The speaker then went on to point out that our understanding of science is limited, but that the eternal gospel is unlimited. That, for him, when there is a conflict, it doesn't bother him for they will one day be reconciled.
All well and good. But here's my problem with the idea: While it's true that our knowledge of science (both individually, and collectively) is quite limited and imperfect. And it is true that the eternal gospel is limitless and complete and perfect. But, since when did we believe that our understanding of the gospel is complete and perfect? We don't! Continuing revelation is not just about establishing new quorums of Seventy and calling new Apostles. It's about revealing the Christ didn't, in person, actually go to the spirits in Prison, despite the fact that the Bible says he did. It's about eternal damnation not really meaning damnation of an eternal duration, but rather of an Eternal kind (being God's - where one of His chosen names is Eternal).

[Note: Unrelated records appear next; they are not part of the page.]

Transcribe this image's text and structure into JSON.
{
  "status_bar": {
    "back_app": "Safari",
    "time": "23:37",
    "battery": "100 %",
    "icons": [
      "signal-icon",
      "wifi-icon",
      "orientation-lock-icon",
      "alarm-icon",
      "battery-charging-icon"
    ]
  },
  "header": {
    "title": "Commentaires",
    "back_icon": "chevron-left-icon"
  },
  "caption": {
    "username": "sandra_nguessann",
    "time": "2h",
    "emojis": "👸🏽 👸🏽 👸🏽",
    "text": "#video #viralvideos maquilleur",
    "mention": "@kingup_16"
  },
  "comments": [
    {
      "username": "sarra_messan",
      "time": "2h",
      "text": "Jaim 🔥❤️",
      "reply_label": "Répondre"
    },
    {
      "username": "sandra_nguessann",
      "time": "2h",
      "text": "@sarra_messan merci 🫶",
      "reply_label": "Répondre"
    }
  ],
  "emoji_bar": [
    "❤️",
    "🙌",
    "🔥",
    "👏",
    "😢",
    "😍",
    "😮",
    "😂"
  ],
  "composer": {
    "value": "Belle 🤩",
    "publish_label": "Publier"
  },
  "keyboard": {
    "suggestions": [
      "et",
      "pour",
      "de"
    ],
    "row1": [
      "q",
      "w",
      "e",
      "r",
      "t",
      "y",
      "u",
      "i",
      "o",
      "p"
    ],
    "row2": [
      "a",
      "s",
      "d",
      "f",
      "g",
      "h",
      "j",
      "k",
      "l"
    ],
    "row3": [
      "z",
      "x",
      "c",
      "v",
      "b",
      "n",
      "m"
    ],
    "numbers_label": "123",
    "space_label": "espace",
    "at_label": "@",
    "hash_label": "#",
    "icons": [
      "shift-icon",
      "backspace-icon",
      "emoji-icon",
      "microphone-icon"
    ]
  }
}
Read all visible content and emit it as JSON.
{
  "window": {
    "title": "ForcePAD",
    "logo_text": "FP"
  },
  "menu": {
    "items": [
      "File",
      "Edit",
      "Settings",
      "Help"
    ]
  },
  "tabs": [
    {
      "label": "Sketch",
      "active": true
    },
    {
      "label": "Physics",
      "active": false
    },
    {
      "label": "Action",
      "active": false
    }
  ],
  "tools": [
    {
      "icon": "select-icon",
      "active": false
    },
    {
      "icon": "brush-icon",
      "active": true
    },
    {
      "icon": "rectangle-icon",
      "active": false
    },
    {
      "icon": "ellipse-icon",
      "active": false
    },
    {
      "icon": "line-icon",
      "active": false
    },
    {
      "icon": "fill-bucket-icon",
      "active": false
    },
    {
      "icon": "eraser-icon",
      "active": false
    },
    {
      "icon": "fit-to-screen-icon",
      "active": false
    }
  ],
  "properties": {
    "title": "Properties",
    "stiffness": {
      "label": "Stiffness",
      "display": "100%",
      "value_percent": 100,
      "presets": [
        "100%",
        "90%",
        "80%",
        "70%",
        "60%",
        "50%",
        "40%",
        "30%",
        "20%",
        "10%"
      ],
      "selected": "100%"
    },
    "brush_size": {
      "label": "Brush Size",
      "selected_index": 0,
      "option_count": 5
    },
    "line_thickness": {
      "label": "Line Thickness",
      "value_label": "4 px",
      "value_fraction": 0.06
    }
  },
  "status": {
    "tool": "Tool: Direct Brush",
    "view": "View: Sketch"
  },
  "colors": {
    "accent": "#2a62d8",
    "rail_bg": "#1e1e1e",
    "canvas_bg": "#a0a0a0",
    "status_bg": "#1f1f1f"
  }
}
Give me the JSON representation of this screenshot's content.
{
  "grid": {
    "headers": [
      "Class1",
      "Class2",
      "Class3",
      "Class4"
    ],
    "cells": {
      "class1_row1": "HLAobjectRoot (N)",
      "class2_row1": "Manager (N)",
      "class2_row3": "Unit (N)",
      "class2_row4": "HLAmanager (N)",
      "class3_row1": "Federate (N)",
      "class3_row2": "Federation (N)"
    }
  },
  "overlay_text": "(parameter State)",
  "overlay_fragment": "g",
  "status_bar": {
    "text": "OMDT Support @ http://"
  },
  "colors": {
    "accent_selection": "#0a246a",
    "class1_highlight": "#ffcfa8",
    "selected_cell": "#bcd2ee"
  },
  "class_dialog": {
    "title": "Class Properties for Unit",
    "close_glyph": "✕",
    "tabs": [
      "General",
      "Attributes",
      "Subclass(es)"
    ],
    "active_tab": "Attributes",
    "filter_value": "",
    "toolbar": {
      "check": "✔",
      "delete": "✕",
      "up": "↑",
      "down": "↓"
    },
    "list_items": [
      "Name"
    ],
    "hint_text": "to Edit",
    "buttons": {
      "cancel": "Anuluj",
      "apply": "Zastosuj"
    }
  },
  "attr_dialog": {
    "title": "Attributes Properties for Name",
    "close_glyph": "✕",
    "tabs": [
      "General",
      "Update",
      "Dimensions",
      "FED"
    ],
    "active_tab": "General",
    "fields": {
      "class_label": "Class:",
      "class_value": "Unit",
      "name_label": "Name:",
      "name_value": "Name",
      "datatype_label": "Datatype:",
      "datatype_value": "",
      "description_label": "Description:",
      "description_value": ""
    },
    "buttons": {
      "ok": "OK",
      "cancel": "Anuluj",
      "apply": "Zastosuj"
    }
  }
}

So revelation has, can, and will continue to change our understanding of the doctrines of the Eternal Gospel. So why, when a conflict arises, is there an automatic victory for the currently held belief in the church? Isn't it just as likely (ok, maybe the odds are not the same. They could be higher or lower) that the prophet will later reveal a change as it is that the scientific evidence will be overturned by newer research?